While most of us did not expect Trump’s presidency, we did at least see it as within the realm of possibility. And many voices had long been warning of a pandemic, someday, much like what we’ve got. It makes sense (though not to Trump) to prepare for such things. Los Angeles has preparations for an earthquake bound to happen someday. But in human psychology, “someday” is not an immediate concern, and for all practical purposes Angelenos live their lives in disregard of the earthquake threat. Just as we all did regarding the possibility of a pandemic. That’s actually not crazy.

Taleb is scathing about hosts of so-called experts, analysts, economists, etc., calling them frauds who are anchored in Mediocristan and oblivious toward Extremistan. Who don’t know what they don’t know. Taleb cites psychologist Philip Tetlock’s famous study of political and economic “experts,” analyzing their predictions compared against results. Their predictions stunk. And the bigger their reputations the worse they stunk. Taleb comments: “We attribute our successes to our skills, and our failures to external events outside our control.” I recall hearing one forecast Taleb would have applauded: a “psychic” who predicted “unpredictable weather!”

Taleb’s particular bête noir is the Gaussian bell curve, which he deems an artifact of Mediocristan with scant applicability to the real world. I disagree, considering the bell curve a useful conceptual tool for understanding. For example, regarding the mentioned distribution of heights. Though of course one has to know when not to apply a bell curve. A black swan can blow it up, as Taleb insists.
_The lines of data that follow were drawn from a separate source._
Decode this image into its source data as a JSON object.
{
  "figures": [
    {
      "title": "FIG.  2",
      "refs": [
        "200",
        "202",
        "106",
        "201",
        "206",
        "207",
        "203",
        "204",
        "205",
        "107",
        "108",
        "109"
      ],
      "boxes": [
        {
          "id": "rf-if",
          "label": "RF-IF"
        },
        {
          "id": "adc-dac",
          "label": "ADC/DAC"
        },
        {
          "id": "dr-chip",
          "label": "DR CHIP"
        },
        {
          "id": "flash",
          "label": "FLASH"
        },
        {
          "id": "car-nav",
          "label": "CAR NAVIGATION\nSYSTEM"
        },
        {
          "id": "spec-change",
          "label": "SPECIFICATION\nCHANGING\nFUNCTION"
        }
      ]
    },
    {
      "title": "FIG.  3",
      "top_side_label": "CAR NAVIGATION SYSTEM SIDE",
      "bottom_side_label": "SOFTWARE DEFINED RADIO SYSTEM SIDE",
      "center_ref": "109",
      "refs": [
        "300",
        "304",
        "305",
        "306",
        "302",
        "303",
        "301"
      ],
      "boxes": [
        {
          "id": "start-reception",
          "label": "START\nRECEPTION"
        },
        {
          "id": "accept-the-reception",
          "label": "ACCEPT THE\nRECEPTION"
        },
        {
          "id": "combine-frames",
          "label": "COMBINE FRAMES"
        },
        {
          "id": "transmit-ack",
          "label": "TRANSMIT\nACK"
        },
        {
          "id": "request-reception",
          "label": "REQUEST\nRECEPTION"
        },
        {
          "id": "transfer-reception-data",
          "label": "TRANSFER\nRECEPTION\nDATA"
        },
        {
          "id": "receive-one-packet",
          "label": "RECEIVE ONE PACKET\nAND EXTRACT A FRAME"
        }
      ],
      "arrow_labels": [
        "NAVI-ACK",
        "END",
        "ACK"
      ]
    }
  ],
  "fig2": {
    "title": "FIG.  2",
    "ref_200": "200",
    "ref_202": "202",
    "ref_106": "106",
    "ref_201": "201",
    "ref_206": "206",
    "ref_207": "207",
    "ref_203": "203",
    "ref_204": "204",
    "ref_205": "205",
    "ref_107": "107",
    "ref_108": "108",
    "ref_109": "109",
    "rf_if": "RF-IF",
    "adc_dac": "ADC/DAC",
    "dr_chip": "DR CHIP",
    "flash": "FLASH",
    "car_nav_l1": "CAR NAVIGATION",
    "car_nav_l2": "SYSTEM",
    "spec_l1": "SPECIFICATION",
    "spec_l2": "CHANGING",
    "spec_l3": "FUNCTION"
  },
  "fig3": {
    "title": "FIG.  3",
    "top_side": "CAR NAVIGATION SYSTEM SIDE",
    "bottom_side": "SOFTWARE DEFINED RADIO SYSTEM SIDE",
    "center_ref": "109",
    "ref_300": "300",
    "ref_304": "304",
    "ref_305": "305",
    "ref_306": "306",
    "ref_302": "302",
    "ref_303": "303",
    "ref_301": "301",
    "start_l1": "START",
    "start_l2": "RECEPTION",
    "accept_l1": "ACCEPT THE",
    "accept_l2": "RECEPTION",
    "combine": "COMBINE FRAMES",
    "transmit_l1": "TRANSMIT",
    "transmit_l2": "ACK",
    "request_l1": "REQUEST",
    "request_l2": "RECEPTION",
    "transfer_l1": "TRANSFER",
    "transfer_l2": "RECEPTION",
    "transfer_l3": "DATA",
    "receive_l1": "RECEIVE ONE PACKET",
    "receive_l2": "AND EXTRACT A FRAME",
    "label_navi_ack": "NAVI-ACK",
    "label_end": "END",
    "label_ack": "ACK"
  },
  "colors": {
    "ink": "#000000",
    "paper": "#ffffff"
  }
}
For the stock market, you might expect daily ups and downs to fall along a bell curve — that is, most clustering around the average daily change, with the more extreme moves growing in rarity as they grow in size. That would be Mediocristan. But again Taleb thinks that’s not reality. He presents an analysis showing that if you remove from a fifty year stock market chart the ten most extreme days, the total return falls by half.

Another point is that absence of evidence is not evidence of absence. Taleb cites the story of the ancient philosopher (Epicurus) shown portraits of sailors who prayed to the gods and survived shipwrecks. “But where,” he asked, “are the pictures of those who prayed, then drowned?” Of course those couldn’t testify about their experience. That’s absence of evidence, or what Taleb calls “silent evidence.”

So what should we do? Taleb says (his emphases) “the notion of asymmetric outcomes is the central idea of this book: I will never get to know the unknown since, by definition, it is unknown. However, I can always guess how it might affect me, and I should base my decisions around that . . . . This idea that in order to make a decision you need to focus on the consequences (which you can know) rather than the probability (which you can’t know) is the central idea of uncertainty. Much of my life is based on it.”

Reading this charitably, Taleb spent most of his life in financial markets, and that’s the context he’s mainly talking about. But as advice for life more generally — it’s insane.

One problem with his above quote is that if something really isunknown, you can’tguess its effect. But even in the realm of the knowable, myriad possibilities for disasters could conceivably strike us. We may not be able to gauge their probabilities with precision, but we can in fact know they are individually very small. A life spent trying to avoid every remote danger would be absurd. If you actually followed Taleb’s advice and focused on the potential (very large) impacts in disregard of their (very small) probabilities — you would never get out of bed in the morning.

No, we cannot know everything, and can be hit hard by things we couldn’t foresee. But we do the best we can. Evolution gave us minds — and psychologies — that, for all their undoubted limitations, are actually pretty darn good at equipping us to navigate through life and avoid pitfalls. Otherwise we wouldn’t be here.